The Tory response was equally predictable. They said that Labour nicks ideas off them, which it does. Cameron also said "We need a credible plan to cut the deficit. We need an unleashing of enterprise across the nation. We need a plan to boost employment through radical welfare and school reform." I'm fairly sure this makes no sense, how does laying off civil servants "unleash" enterprise?
Nick Clegg, who apparently leads a party called the "Liberal Democrats" responded in similarly uninspiring fashion. After trying to win a bet by cramming as many cliches as possible into a single paragraph Clegg berated the government's refusal to slash spending by saying that "Labour should stop trying to kid people about this recession. They got us into it. Only by being honest about how we got into this mess will we ever be able to get out."

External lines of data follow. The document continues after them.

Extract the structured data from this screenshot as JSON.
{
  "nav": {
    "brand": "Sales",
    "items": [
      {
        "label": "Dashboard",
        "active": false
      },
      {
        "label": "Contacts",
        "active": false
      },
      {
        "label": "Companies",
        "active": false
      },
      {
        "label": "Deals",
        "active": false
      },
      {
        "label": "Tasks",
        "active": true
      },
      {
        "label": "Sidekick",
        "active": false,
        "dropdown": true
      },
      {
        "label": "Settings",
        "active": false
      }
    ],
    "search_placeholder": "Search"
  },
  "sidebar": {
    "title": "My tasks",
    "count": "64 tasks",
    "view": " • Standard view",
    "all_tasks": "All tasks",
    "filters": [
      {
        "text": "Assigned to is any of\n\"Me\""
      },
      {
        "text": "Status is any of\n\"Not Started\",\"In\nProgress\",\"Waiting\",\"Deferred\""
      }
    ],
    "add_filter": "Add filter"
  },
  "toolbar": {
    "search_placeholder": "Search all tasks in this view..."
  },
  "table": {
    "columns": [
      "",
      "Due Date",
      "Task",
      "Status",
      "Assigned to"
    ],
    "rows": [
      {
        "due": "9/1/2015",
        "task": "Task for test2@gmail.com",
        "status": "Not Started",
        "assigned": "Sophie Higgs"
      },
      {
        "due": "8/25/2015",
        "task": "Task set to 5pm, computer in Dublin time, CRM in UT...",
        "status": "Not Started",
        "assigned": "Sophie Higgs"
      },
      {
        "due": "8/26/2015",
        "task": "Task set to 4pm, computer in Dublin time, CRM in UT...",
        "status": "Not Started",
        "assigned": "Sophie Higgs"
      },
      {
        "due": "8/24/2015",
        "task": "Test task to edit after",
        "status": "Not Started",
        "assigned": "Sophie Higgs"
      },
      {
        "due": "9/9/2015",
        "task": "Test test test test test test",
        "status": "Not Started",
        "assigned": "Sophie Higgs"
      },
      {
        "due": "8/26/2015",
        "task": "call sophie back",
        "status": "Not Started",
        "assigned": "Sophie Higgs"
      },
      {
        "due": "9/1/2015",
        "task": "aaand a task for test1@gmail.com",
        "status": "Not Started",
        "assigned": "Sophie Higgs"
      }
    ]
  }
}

There were better responses from Ann Pettifor, LEAP and the Greens, who displayed an altogether different kind of realism - one that understands that poverty is not a positive economic tool and that we should be bolstering the economy not undermining it.
Caroline Lucas, Green Party leader, said that "Unlike the other parties, we will argue that increases in taxation for the better-off are required. We will raise taxes fairly and explain them honestly. Labour's plans depend upon wishful thinking about how quickly the economy and tax revenues will recover. They are unwilling to tell you about the cuts and tax increases coming later.
"In contrast, the Green Party will be open about what we would cut, what we would defend, and about the fact that we need to raise taxation from 36% of GDP in 2009-10 to around 45% in 2013. This would halve the gap between government expenditure and revenues by 2013-14 (as the Labour government proposes) and progressively close the gap thereafter."It's interesting that when the government proposes cuts they never consider waste like ID cards, or Trident they always cut backs in the public sector.